This first reading is taken from what is called the Wisdom Literature. Wisdom, in Hebrew and early Christian thought, was a very concrete virtue. It didn’t have much to do with lofty and abstract thought. Wisdom, rather, was a matter of acting rightly, prudently, paying careful attention to the rightness of even the smallest detail of
day to day life. For the scriptural authors of both Testaments, all of that was especially true when day to day details at issue were words.
In the Hebrew and early Christian view of reality, words had a value, a power, almost a life of their own. So, to give to someone else your word, to speak to them, was to give them something of yourself, to establish a personal bond with them. That was most clearly so when the word that was given was someone’s name or title. The name was the person. Understanding that, I think, gives tremendous weight to what is a revelation of the love that God has for his people that is utterly unique to the Hebrew Christian tradition.
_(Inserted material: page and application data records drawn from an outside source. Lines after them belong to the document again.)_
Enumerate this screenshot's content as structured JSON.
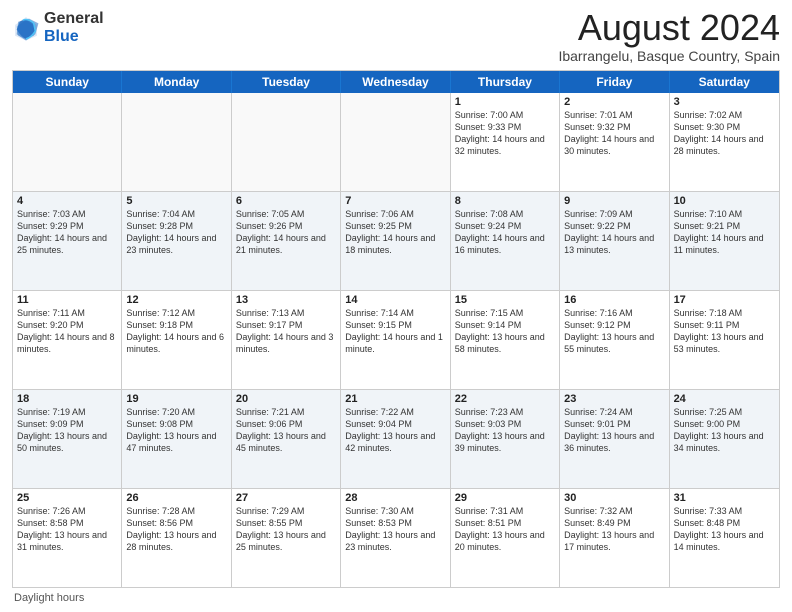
{
  "header": {
    "logo_general": "General",
    "logo_blue": "Blue",
    "month_title": "August 2024",
    "location": "Ibarrangelu, Basque Country, Spain"
  },
  "calendar": {
    "days_of_week": [
      "Sunday",
      "Monday",
      "Tuesday",
      "Wednesday",
      "Thursday",
      "Friday",
      "Saturday"
    ],
    "rows": [
      {
        "alt": false,
        "cells": [
          {
            "day": "",
            "text": "",
            "empty": true
          },
          {
            "day": "",
            "text": "",
            "empty": true
          },
          {
            "day": "",
            "text": "",
            "empty": true
          },
          {
            "day": "",
            "text": "",
            "empty": true
          },
          {
            "day": "1",
            "text": "Sunrise: 7:00 AM\nSunset: 9:33 PM\nDaylight: 14 hours\nand 32 minutes.",
            "empty": false
          },
          {
            "day": "2",
            "text": "Sunrise: 7:01 AM\nSunset: 9:32 PM\nDaylight: 14 hours\nand 30 minutes.",
            "empty": false
          },
          {
            "day": "3",
            "text": "Sunrise: 7:02 AM\nSunset: 9:30 PM\nDaylight: 14 hours\nand 28 minutes.",
            "empty": false
          }
        ]
      },
      {
        "alt": true,
        "cells": [
          {
            "day": "4",
            "text": "Sunrise: 7:03 AM\nSunset: 9:29 PM\nDaylight: 14 hours\nand 25 minutes.",
            "empty": false
          },
          {
            "day": "5",
            "text": "Sunrise: 7:04 AM\nSunset: 9:28 PM\nDaylight: 14 hours\nand 23 minutes.",
            "empty": false
          },
          {
            "day": "6",
            "text": "Sunrise: 7:05 AM\nSunset: 9:26 PM\nDaylight: 14 hours\nand 21 minutes.",
            "empty": false
          },
          {
            "day": "7",
            "text": "Sunrise: 7:06 AM\nSunset: 9:25 PM\nDaylight: 14 hours\nand 18 minutes.",
            "empty": false
          },
          {
            "day": "8",
            "text": "Sunrise: 7:08 AM\nSunset: 9:24 PM\nDaylight: 14 hours\nand 16 minutes.",
            "empty": false
          },
          {
            "day": "9",
            "text": "Sunrise: 7:09 AM\nSunset: 9:22 PM\nDaylight: 14 hours\nand 13 minutes.",
            "empty": false
          },
          {
            "day": "10",
            "text": "Sunrise: 7:10 AM\nSunset: 9:21 PM\nDaylight: 14 hours\nand 11 minutes.",
            "empty": false
          }
        ]
      },
      {
        "alt": false,
        "cells": [
          {
            "day": "11",
            "text": "Sunrise: 7:11 AM\nSunset: 9:20 PM\nDaylight: 14 hours\nand 8 minutes.",
            "empty": false
          },
          {
            "day": "12",
            "text": "Sunrise: 7:12 AM\nSunset: 9:18 PM\nDaylight: 14 hours\nand 6 minutes.",
            "empty": false
          },
          {
            "day": "13",
            "text": "Sunrise: 7:13 AM\nSunset: 9:17 PM\nDaylight: 14 hours\nand 3 minutes.",
            "empty": false
          },
          {
            "day": "14",
            "text": "Sunrise: 7:14 AM\nSunset: 9:15 PM\nDaylight: 14 hours\nand 1 minute.",
            "empty": false
          },
          {
            "day": "15",
            "text": "Sunrise: 7:15 AM\nSunset: 9:14 PM\nDaylight: 13 hours\nand 58 minutes.",
            "empty": false
          },
          {
            "day": "16",
            "text": "Sunrise: 7:16 AM\nSunset: 9:12 PM\nDaylight: 13 hours\nand 55 minutes.",
            "empty": false
          },
          {
            "day": "17",
            "text": "Sunrise: 7:18 AM\nSunset: 9:11 PM\nDaylight: 13 hours\nand 53 minutes.",
            "empty": false
          }
        ]
      },
      {
        "alt": true,
        "cells": [
          {
            "day": "18",
            "text": "Sunrise: 7:19 AM\nSunset: 9:09 PM\nDaylight: 13 hours\nand 50 minutes.",
            "empty": false
          },
          {
            "day": "19",
            "text": "Sunrise: 7:20 AM\nSunset: 9:08 PM\nDaylight: 13 hours\nand 47 minutes.",
            "empty": false
          },
          {
            "day": "20",
            "text": "Sunrise: 7:21 AM\nSunset: 9:06 PM\nDaylight: 13 hours\nand 45 minutes.",
            "empty": false
          },
          {
            "day": "21",
            "text": "Sunrise: 7:22 AM\nSunset: 9:04 PM\nDaylight: 13 hours\nand 42 minutes.",
            "empty": false
          },
          {
            "day": "22",
            "text": "Sunrise: 7:23 AM\nSunset: 9:03 PM\nDaylight: 13 hours\nand 39 minutes.",
            "empty": false
          },
          {
            "day": "23",
            "text": "Sunrise: 7:24 AM\nSunset: 9:01 PM\nDaylight: 13 hours\nand 36 minutes.",
            "empty": false
          },
          {
            "day": "24",
            "text": "Sunrise: 7:25 AM\nSunset: 9:00 PM\nDaylight: 13 hours\nand 34 minutes.",
            "empty": false
          }
        ]
      },
      {
        "alt": false,
        "cells": [
          {
            "day": "25",
            "text": "Sunrise: 7:26 AM\nSunset: 8:58 PM\nDaylight: 13 hours\nand 31 minutes.",
            "empty": false
          },
          {
            "day": "26",
            "text": "Sunrise: 7:28 AM\nSunset: 8:56 PM\nDaylight: 13 hours\nand 28 minutes.",
            "empty": false
          },
          {
            "day": "27",
            "text": "Sunrise: 7:29 AM\nSunset: 8:55 PM\nDaylight: 13 hours\nand 25 minutes.",
            "empty": false
          },
          {
            "day": "28",
            "text": "Sunrise: 7:30 AM\nSunset: 8:53 PM\nDaylight: 13 hours\nand 23 minutes.",
            "empty": false
          },
          {
            "day": "29",
            "text": "Sunrise: 7:31 AM\nSunset: 8:51 PM\nDaylight: 13 hours\nand 20 minutes.",
            "empty": false
          },
          {
            "day": "30",
            "text": "Sunrise: 7:32 AM\nSunset: 8:49 PM\nDaylight: 13 hours\nand 17 minutes.",
            "empty": false
          },
          {
            "day": "31",
            "text": "Sunrise: 7:33 AM\nSunset: 8:48 PM\nDaylight: 13 hours\nand 14 minutes.",
            "empty": false
          }
        ]
      }
    ]
  },
  "footer": {
    "note": "Daylight hours"
  }
}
God chooses to give his name, his titles, to us and invites us to use them when we address him.
Today’s readings from Sirach and the Gospel speak about the power of the Tongue, the power of Speech. They are about the tongue as a sword and a symptom.
First, the tongue can be a sword. If we think back on the past twenty-four hours of our day, there are a number of people we have touched physically maybe with a pat on the back or a handshake. How many more people have we touched with our words?
With our words we can give comfort, strength, encouragement, praise. We can sing with our tongues to the glory of God or we can hurt people, destroy reputations, spread suspicion and slander. Our words can clarify and clear the air. They can deceive and create confusion. Words can cause war or begin the process of peace.
The old saying that “sticks and stones may break my bones but names will never hurt me” is a lie. We all know the terrible terror of the untamed tongue. The tongue is only three inches long but it can do a great deal of damage and create a great deal of hurt.
The tongue is also a symptom. The tongue as we all know is an indicator of the state of our health physically. That’s why the doctor checks it. It’s also an indicator of the state of our health spiritually. Our Lord’s concluding words in the Gospel, ‘From the fullness of the heart, the mouth speaks’, teaches that how we speak to and about others is a symptom, a fairly good indicator of what is happening in our heart.
As we approach Lent, our readings call us to look not only at our speech but also at our heart. Lent is a time to look within at the state of our heart. Are we trying to clear the speck from another’s and missing the log in our own? Can we see clearly enough to lead another? What is the condition of our heart? Is it a Christian heart or a self-absorbed heart, a heart of darkness?
Let’s not forget the power of the good word, the healing word, the helping word. A good word, a Christian word to another has an effect that will last a lifetime.
If our heart reflects Christ, so will our words. We all have work to do! Fr Andrew